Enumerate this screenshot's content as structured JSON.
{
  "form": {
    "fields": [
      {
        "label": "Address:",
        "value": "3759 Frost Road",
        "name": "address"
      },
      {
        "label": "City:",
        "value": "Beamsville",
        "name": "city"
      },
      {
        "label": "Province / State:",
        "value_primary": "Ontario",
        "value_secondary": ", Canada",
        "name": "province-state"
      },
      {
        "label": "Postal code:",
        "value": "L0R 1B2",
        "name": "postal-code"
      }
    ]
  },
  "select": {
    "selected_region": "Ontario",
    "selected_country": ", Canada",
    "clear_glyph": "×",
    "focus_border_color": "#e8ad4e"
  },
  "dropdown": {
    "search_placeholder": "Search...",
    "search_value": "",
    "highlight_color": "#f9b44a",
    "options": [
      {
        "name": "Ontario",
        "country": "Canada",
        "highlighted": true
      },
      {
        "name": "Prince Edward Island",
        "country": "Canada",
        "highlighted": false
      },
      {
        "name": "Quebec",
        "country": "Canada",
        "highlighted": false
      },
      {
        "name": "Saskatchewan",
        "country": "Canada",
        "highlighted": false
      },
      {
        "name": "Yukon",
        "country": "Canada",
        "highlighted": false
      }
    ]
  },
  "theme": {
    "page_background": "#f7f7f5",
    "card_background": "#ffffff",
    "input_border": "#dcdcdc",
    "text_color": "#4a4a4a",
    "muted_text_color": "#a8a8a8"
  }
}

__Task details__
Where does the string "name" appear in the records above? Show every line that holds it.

__Expected answer__
        "name": "address"
        "name": "city"
        "name": "province-state"
        "name": "postal-code"
        "name": "Ontario",
        "name": "Prince Edward Island",
        "name": "Quebec",
        "name": "Saskatchewan",
        "name": "Yukon",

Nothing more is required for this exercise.